H&R Blocksaid on Wednesday its Block Financial unit tapped working capital credit lines twice as a skittish market cuts off its access to short-term debt financing.
Block said it drew down $200 million from working capital credit lines on Aug. 16, which was then repaid with a second draw of $850 million on Monday.
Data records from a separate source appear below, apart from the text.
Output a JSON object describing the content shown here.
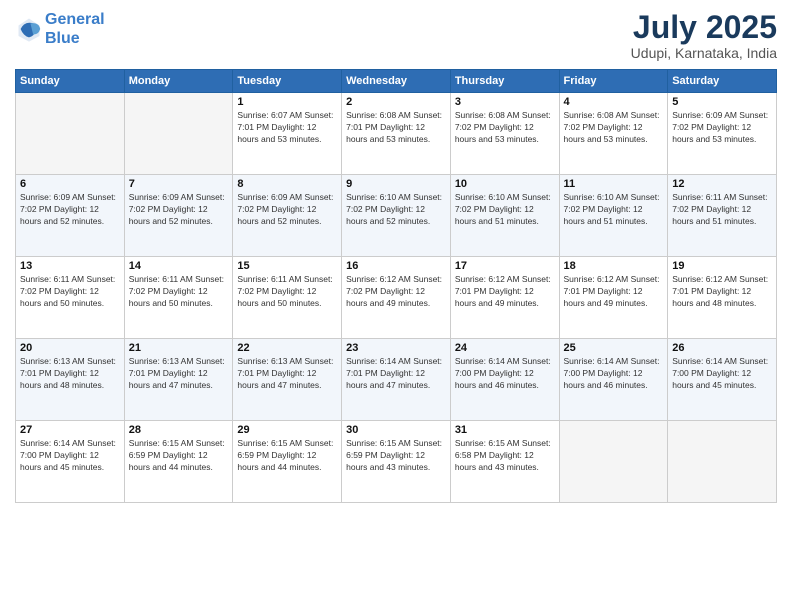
{
  "header": {
    "logo_line1": "General",
    "logo_line2": "Blue",
    "month_title": "July 2025",
    "location": "Udupi, Karnataka, India"
  },
  "days_of_week": [
    "Sunday",
    "Monday",
    "Tuesday",
    "Wednesday",
    "Thursday",
    "Friday",
    "Saturday"
  ],
  "weeks": [
    [
      {
        "day": "",
        "info": ""
      },
      {
        "day": "",
        "info": ""
      },
      {
        "day": "1",
        "info": "Sunrise: 6:07 AM\nSunset: 7:01 PM\nDaylight: 12 hours\nand 53 minutes."
      },
      {
        "day": "2",
        "info": "Sunrise: 6:08 AM\nSunset: 7:01 PM\nDaylight: 12 hours\nand 53 minutes."
      },
      {
        "day": "3",
        "info": "Sunrise: 6:08 AM\nSunset: 7:02 PM\nDaylight: 12 hours\nand 53 minutes."
      },
      {
        "day": "4",
        "info": "Sunrise: 6:08 AM\nSunset: 7:02 PM\nDaylight: 12 hours\nand 53 minutes."
      },
      {
        "day": "5",
        "info": "Sunrise: 6:09 AM\nSunset: 7:02 PM\nDaylight: 12 hours\nand 53 minutes."
      }
    ],
    [
      {
        "day": "6",
        "info": "Sunrise: 6:09 AM\nSunset: 7:02 PM\nDaylight: 12 hours\nand 52 minutes."
      },
      {
        "day": "7",
        "info": "Sunrise: 6:09 AM\nSunset: 7:02 PM\nDaylight: 12 hours\nand 52 minutes."
      },
      {
        "day": "8",
        "info": "Sunrise: 6:09 AM\nSunset: 7:02 PM\nDaylight: 12 hours\nand 52 minutes."
      },
      {
        "day": "9",
        "info": "Sunrise: 6:10 AM\nSunset: 7:02 PM\nDaylight: 12 hours\nand 52 minutes."
      },
      {
        "day": "10",
        "info": "Sunrise: 6:10 AM\nSunset: 7:02 PM\nDaylight: 12 hours\nand 51 minutes."
      },
      {
        "day": "11",
        "info": "Sunrise: 6:10 AM\nSunset: 7:02 PM\nDaylight: 12 hours\nand 51 minutes."
      },
      {
        "day": "12",
        "info": "Sunrise: 6:11 AM\nSunset: 7:02 PM\nDaylight: 12 hours\nand 51 minutes."
      }
    ],
    [
      {
        "day": "13",
        "info": "Sunrise: 6:11 AM\nSunset: 7:02 PM\nDaylight: 12 hours\nand 50 minutes."
      },
      {
        "day": "14",
        "info": "Sunrise: 6:11 AM\nSunset: 7:02 PM\nDaylight: 12 hours\nand 50 minutes."
      },
      {
        "day": "15",
        "info": "Sunrise: 6:11 AM\nSunset: 7:02 PM\nDaylight: 12 hours\nand 50 minutes."
      },
      {
        "day": "16",
        "info": "Sunrise: 6:12 AM\nSunset: 7:02 PM\nDaylight: 12 hours\nand 49 minutes."
      },
      {
        "day": "17",
        "info": "Sunrise: 6:12 AM\nSunset: 7:01 PM\nDaylight: 12 hours\nand 49 minutes."
      },
      {
        "day": "18",
        "info": "Sunrise: 6:12 AM\nSunset: 7:01 PM\nDaylight: 12 hours\nand 49 minutes."
      },
      {
        "day": "19",
        "info": "Sunrise: 6:12 AM\nSunset: 7:01 PM\nDaylight: 12 hours\nand 48 minutes."
      }
    ],
    [
      {
        "day": "20",
        "info": "Sunrise: 6:13 AM\nSunset: 7:01 PM\nDaylight: 12 hours\nand 48 minutes."
      },
      {
        "day": "21",
        "info": "Sunrise: 6:13 AM\nSunset: 7:01 PM\nDaylight: 12 hours\nand 47 minutes."
      },
      {
        "day": "22",
        "info": "Sunrise: 6:13 AM\nSunset: 7:01 PM\nDaylight: 12 hours\nand 47 minutes."
      },
      {
        "day": "23",
        "info": "Sunrise: 6:14 AM\nSunset: 7:01 PM\nDaylight: 12 hours\nand 47 minutes."
      },
      {
        "day": "24",
        "info": "Sunrise: 6:14 AM\nSunset: 7:00 PM\nDaylight: 12 hours\nand 46 minutes."
      },
      {
        "day": "25",
        "info": "Sunrise: 6:14 AM\nSunset: 7:00 PM\nDaylight: 12 hours\nand 46 minutes."
      },
      {
        "day": "26",
        "info": "Sunrise: 6:14 AM\nSunset: 7:00 PM\nDaylight: 12 hours\nand 45 minutes."
      }
    ],
    [
      {
        "day": "27",
        "info": "Sunrise: 6:14 AM\nSunset: 7:00 PM\nDaylight: 12 hours\nand 45 minutes."
      },
      {
        "day": "28",
        "info": "Sunrise: 6:15 AM\nSunset: 6:59 PM\nDaylight: 12 hours\nand 44 minutes."
      },
      {
        "day": "29",
        "info": "Sunrise: 6:15 AM\nSunset: 6:59 PM\nDaylight: 12 hours\nand 44 minutes."
      },
      {
        "day": "30",
        "info": "Sunrise: 6:15 AM\nSunset: 6:59 PM\nDaylight: 12 hours\nand 43 minutes."
      },
      {
        "day": "31",
        "info": "Sunrise: 6:15 AM\nSunset: 6:58 PM\nDaylight: 12 hours\nand 43 minutes."
      },
      {
        "day": "",
        "info": ""
      },
      {
        "day": "",
        "info": ""
      }
    ]
  ]
}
H&R Block has $2 billion available in committed, revolving working capital lines that mature in 2010.
Shares of H&R Block fell more than 2 percent on the New York Stock Exchange.
"The credit markets have become increasingly constrained and unstable," Block Chief Financial Officer William Trubeck said in a statement. "We have decided to substitute this more stable source of funds to support our short-term needs."
The largest U.S. income tax preparation company said Block Financial, which provides funding for H&R Block's various businesses, will continue tapping working capital lines until commercial paper markets stabilize and debt-pricing returns to normal.
Moody's on Tuesday downgraded Block Financial debt to Baa1, from A3, citing its concern that continued turmoil in the U.S. mortgage markets might jeopardize H&R Block's pending sale of its Option One Mortgage subprime unit to Cerberus Capital Management.
A buyer's strike crippled most of the market for U.S. asset-backed commercial paper, or ABCP, Tuesday. Most companies are still finding short-term cash by issuing traditional commercial paper -- debt that on average matures in 30 days but can extend for as long as 270 days.
The rates that investors are demanding for ABCP jumped on Tuesday to 6.05 percent from 5.90 percent for paper maturing in one month. That rise occurred despite efforts by the U.S. Federal Reserve to ease global credit fears by cutting its discount rate, charged on direct Fed loans to banks.